If thoughts of playing Maniac Mansion, The Secret of Monkey Island, Kings Quest, and other classic point-and-click adventures sends tingles of nostalgia to your mouse hand, read on as we show you how to enjoy the classics on your computer with ScummVM.
As any fan of old-school point-and-click adventures can tell you, installing and running the retro classics from the 1980s and 90s on a modern computer is a complete and utter crapshot. If you can even get the old games to run in compatibility mode they are plagued with graphics and audio issues that radically decrease playability and put a definite dent in your nostalgia fix.
Thankfully, there is a sizeable overlap between the realms of skilled programmers and die-hard point-and-click adventure fans. The result of that overlap is the ScummVM project—a multi-platform game engine that acts as a modern front end for old game scripts. ScummVM essentially replaces the executable that launches the original game with a shinier, more efficient, and feature packed interface that allows for everything from custom support for individual games to enhanced gaming saving. As long as you have the data from the point-and-click games (even if you can’t run the original game on your computer) you can import them into ScummVM.
Now that you’re pumped and ready to get playing your retro favorites, let’s review what we need and get started.
What Do I Need?
For this tutorial you’ll a small number of things, all of which are free.
- A copy of ScummVM for Windows
- Game Data Files
A note on the necessary items: We’ll be using ScummVM for Windows but ScummVM is a highly ported application and is available for everything from Mac OS X and Linux to Android, iOS, Wii homebrew, and more. For a full list of the two dozen plus operating systems and platforms supported check out the Platforms entry in the ScummVM wiki.
As for the game data files, you can acquire them in one of several ways. If you have the the original game disks/discs and the ability to read them, you can simply copy the files over. You can also download point-and-click games that have been released for free legal download or browse the list of compatible games in the ScummVM wiki and check out the links to sites that still sell the vintage games.
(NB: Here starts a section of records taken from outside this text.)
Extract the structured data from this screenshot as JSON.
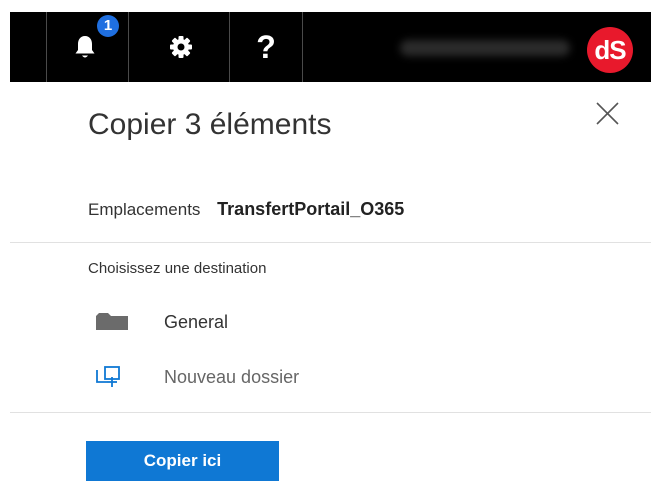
{
  "header": {
    "notifications_count": "1",
    "notifications_icon": "bell-icon",
    "settings_icon": "gear-icon",
    "help_label": "?",
    "avatar_initials": "dS",
    "avatar_color": "#e8192c"
  },
  "panel": {
    "title": "Copier 3 éléments",
    "close_icon": "close-icon",
    "location_label": "Emplacements",
    "location_value": "TransfertPortail_O365",
    "destination_label": "Choisissez une destination",
    "destinations": [
      {
        "label": "General",
        "icon": "folder-icon"
      },
      {
        "label": "Nouveau dossier",
        "icon": "new-folder-icon"
      }
    ],
    "copy_button_label": "Copier ici"
  },
  "colors": {
    "topbar_background": "#000000",
    "accent": "#0f78d4",
    "badge": "#1f6fe0"
  }
}
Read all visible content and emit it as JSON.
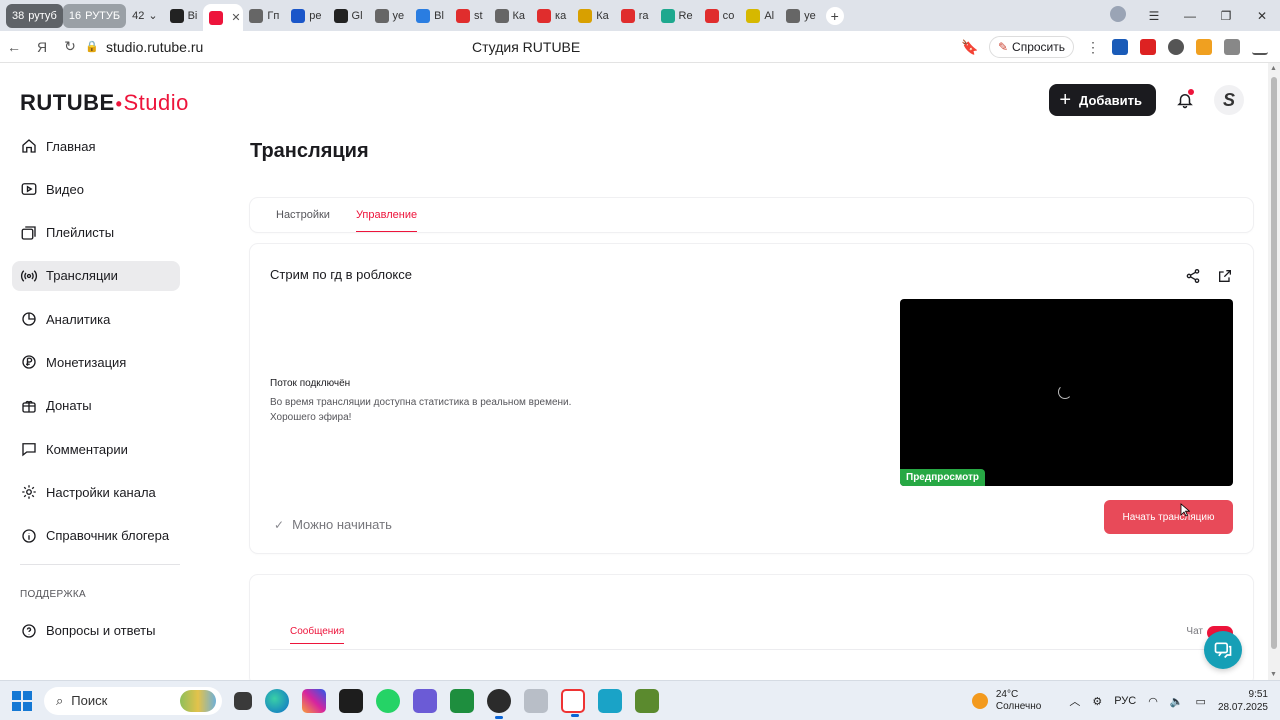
{
  "browser": {
    "tabs": [
      {
        "type": "group",
        "label": "38",
        "extra": "рутуб"
      },
      {
        "type": "group2",
        "label": "16",
        "extra": "РУТУБ"
      },
      {
        "type": "count",
        "label": "42"
      },
      {
        "type": "tab",
        "label": "Ві",
        "color": "#222"
      },
      {
        "type": "active",
        "label": "",
        "color": "#ed143b"
      },
      {
        "type": "tab",
        "label": "Гп",
        "color": "#666"
      },
      {
        "type": "tab",
        "label": "ре",
        "color": "#1a56c9"
      },
      {
        "type": "tab",
        "label": "Gl",
        "color": "#222"
      },
      {
        "type": "tab",
        "label": "ye",
        "color": "#666"
      },
      {
        "type": "tab",
        "label": "Bl",
        "color": "#2a7de1"
      },
      {
        "type": "tab",
        "label": "st",
        "color": "#e02d2d"
      },
      {
        "type": "tab",
        "label": "Ка",
        "color": "#666"
      },
      {
        "type": "tab",
        "label": "ка",
        "color": "#e02d2d"
      },
      {
        "type": "tab",
        "label": "Ка",
        "color": "#d8a000"
      },
      {
        "type": "tab",
        "label": "ra",
        "color": "#e02d2d"
      },
      {
        "type": "tab",
        "label": "Re",
        "color": "#1ea88e"
      },
      {
        "type": "tab",
        "label": "со",
        "color": "#e02d2d"
      },
      {
        "type": "tab",
        "label": "Al",
        "color": "#d6b800"
      },
      {
        "type": "tab",
        "label": "ye",
        "color": "#666"
      }
    ],
    "url": "studio.rutube.ru",
    "page_title": "Студия RUTUBE",
    "ask_label": "Спросить"
  },
  "header": {
    "logo_text": "RUTUBE",
    "logo_studio": "Studio",
    "add_label": "Добавить"
  },
  "sidebar": {
    "items": [
      {
        "label": "Главная",
        "icon": "home-icon",
        "active": false
      },
      {
        "label": "Видео",
        "icon": "video-icon",
        "active": false
      },
      {
        "label": "Плейлисты",
        "icon": "playlist-icon",
        "active": false
      },
      {
        "label": "Трансляции",
        "icon": "broadcast-icon",
        "active": true
      },
      {
        "label": "Аналитика",
        "icon": "analytics-icon",
        "active": false
      },
      {
        "label": "Монетизация",
        "icon": "money-icon",
        "active": false
      },
      {
        "label": "Донаты",
        "icon": "donate-icon",
        "active": false
      },
      {
        "label": "Комментарии",
        "icon": "comments-icon",
        "active": false
      },
      {
        "label": "Настройки канала",
        "icon": "gear-icon",
        "active": false
      },
      {
        "label": "Справочник блогера",
        "icon": "info-icon",
        "active": false
      }
    ],
    "support_section": "ПОДДЕРЖКА",
    "support_items": [
      {
        "label": "Вопросы и ответы",
        "icon": "question-icon"
      }
    ]
  },
  "main": {
    "title": "Трансляция",
    "tabs": [
      {
        "label": "Настройки",
        "active": false
      },
      {
        "label": "Управление",
        "active": true
      }
    ],
    "stream": {
      "name": "Стрим по гд в роблоксе",
      "status_title": "Поток подключён",
      "status_text": "Во время трансляции доступна статистика в реальном времени. Хорошего эфира!",
      "preview_label": "Предпросмотр",
      "ready_label": "Можно начинать",
      "start_button": "Начать трансляцию"
    },
    "chat": {
      "tab_label": "Сообщения",
      "toggle_label": "Чат"
    }
  },
  "taskbar": {
    "search_placeholder": "Поиск",
    "weather_temp": "24°C",
    "weather_desc": "Солнечно",
    "lang": "РУС",
    "time": "9:51",
    "date": "28.07.2025"
  },
  "colors": {
    "accent": "#ed143b",
    "start_button": "#e84a59",
    "preview_badge": "#27a844",
    "help_fab": "#169fb6"
  }
}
If paying $10 for a 30 year old point-and-click game is a bit rich for your budget you can always hit up eBay and other reseller locations to scoop up old games on the cheap.
As an alternative route, for games no longer in production or distribution, there are multiple sites that host retro games that have fallen into the realm of “abandonware”. A cursory search engine query should help you find them.
Installing ScummVM and Placing Your Game Files
Installing for ScummVM is dead simple—especially if you download the portable copy—just run the installer or extract the zip file to a location of your choosing. Once you’ve installed or extracted it, run scummvm.exe.
On first run, you will see two things, a warning message (indicating that the scummvm.ini configuration file is missing and a fresh one will be created) and the actual ScummVM interface window as seen above.
To get started we need to add some games. For our test we’re going to use the Sierra games classic Hero’s Quest (a lesser known title in the genre of King’s Quest and Space Quest that is dear to our hearts). Regardless the game you’re using, the steps will be the same.
Extract or copy the game files to the location you wish to store your games. We’re storing them directly in the ScummVM directory so should we decide to copy the whole setup to another computer everything is already neatly organized. Our copy of Hero’s Quest went into /ScummVM/Games/Hero’s Quest/.
Once the game files are finished copying to their new directory, head back into the ScummVM interface and click Add Game.
Once we click choose, we’re presented with a settings menu for the specific game. (Those of you with eagle eyes will note that the game name is Quest for Glory and not Hero’s Quest—Sierra changes the game name after a conflict with the Hero Quest board game by Milton Bradley).
Within the settings menu we can tweak the game engine and sound output (among other configuration options). Since ScummVM is a highly supported app and the game already had a unique ID in the ScummVM database, we’re going to skip messing around with any settings until we play the game.
Let’s fire it up and see how it looks. Click OK to exit back to the main interface, there you should see a new entry for the game you just added, like the one seen above. Click Start to launch the game.
So far so good; the main splash screens loaded and the game transitioned smoothly to the main menu. Let’s create a character and take him for a stroll around town.
Oh sweet blast of nostalgia to the dome—the game is just as we remember it from the point-and-click goodness to the yo-yo infatuated good on the steps of town hall. Success!
Thanks to some sharp coding and excellent support, you should experience similar smooth sailing, but on the off chance that you’re having your run of trouble with ScummVM, trouble shoot it with the following checklist:
- Is my game supported by ScummVM?
- Do I have the requisite data files copied into the game directory?
- Does the game come on multiple CDs? If so, check out the advanced file naming tips in the detailed ScummVM installation guide.
- For more advanced configuration problems, check out the ScummVM manual and wiki.
Between the excellent coding and support documents, you’re sure to get your game working in no time.
Have a retro-gaming tip, trick, or old game to sing praise for? Sound off in the comments to share the wealth!